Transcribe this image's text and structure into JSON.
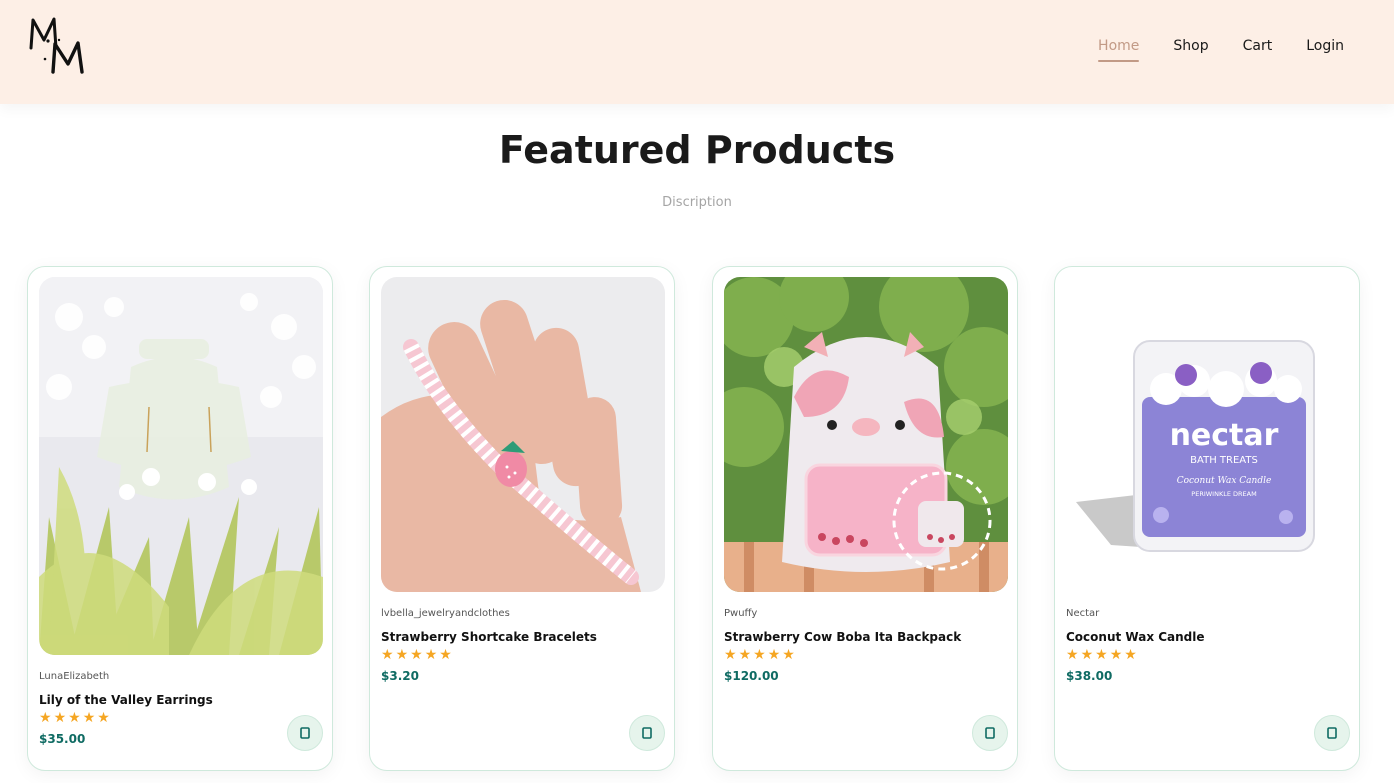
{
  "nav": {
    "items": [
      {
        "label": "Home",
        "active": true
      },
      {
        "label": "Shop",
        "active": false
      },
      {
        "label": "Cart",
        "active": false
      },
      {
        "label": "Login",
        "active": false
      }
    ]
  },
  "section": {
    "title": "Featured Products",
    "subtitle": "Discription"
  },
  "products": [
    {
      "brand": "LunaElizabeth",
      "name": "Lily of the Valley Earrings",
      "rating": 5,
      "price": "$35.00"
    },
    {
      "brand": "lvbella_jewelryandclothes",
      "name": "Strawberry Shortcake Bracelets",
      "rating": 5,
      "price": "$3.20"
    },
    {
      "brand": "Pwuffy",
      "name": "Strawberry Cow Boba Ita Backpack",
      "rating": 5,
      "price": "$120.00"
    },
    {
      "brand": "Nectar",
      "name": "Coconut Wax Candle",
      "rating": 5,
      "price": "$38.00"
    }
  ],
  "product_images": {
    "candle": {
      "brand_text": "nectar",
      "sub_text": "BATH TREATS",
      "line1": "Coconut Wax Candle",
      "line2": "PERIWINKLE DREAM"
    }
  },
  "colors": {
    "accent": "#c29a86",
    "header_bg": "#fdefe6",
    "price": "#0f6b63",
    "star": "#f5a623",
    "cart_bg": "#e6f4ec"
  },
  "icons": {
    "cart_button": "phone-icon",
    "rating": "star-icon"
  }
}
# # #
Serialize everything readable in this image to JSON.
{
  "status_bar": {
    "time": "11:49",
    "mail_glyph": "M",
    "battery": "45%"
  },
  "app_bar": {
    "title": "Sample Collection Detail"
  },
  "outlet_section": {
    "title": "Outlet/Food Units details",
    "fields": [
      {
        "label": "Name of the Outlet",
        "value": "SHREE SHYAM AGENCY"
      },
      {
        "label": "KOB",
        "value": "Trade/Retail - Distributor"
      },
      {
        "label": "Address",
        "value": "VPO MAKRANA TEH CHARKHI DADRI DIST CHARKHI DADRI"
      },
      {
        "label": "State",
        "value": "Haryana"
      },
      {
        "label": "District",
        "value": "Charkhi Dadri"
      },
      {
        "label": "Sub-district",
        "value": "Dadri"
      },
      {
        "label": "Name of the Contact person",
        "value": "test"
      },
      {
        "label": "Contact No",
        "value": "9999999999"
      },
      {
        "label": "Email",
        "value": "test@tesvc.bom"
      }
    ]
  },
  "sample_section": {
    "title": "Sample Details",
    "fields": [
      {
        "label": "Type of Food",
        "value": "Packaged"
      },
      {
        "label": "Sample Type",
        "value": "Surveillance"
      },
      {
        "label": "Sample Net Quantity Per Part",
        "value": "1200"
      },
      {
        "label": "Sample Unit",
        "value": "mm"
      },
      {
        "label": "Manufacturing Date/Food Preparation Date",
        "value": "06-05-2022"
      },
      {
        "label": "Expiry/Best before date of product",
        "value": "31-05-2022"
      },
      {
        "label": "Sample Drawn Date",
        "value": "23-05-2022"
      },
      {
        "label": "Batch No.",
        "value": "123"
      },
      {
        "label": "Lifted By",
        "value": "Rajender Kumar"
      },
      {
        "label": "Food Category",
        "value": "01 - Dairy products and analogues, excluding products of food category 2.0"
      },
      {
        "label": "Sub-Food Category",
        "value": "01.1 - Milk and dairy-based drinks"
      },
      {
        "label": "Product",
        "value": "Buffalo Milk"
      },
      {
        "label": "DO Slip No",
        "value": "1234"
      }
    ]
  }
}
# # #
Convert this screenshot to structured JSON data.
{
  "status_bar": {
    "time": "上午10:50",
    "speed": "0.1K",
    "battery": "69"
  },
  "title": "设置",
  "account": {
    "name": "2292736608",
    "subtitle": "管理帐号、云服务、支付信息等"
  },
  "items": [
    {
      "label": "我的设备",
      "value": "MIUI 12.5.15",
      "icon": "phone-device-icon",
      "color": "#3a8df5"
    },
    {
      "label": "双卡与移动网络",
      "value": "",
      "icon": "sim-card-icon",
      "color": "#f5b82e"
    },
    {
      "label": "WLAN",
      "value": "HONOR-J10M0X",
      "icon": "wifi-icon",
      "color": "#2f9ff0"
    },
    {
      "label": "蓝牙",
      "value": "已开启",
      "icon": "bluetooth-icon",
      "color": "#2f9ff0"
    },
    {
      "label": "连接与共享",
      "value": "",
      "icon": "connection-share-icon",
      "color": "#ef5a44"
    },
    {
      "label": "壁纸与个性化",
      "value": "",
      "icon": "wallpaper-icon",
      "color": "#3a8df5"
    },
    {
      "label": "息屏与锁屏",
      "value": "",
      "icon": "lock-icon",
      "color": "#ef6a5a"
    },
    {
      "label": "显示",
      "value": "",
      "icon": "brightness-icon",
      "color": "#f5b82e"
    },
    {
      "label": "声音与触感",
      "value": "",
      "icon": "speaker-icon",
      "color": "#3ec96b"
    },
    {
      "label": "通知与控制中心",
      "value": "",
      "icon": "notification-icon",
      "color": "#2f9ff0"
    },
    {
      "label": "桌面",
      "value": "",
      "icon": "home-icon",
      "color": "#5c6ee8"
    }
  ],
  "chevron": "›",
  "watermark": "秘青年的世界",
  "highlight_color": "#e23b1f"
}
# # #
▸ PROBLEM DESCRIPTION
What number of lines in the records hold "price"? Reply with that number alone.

▸ OUTPUT FOR THIS TASK
5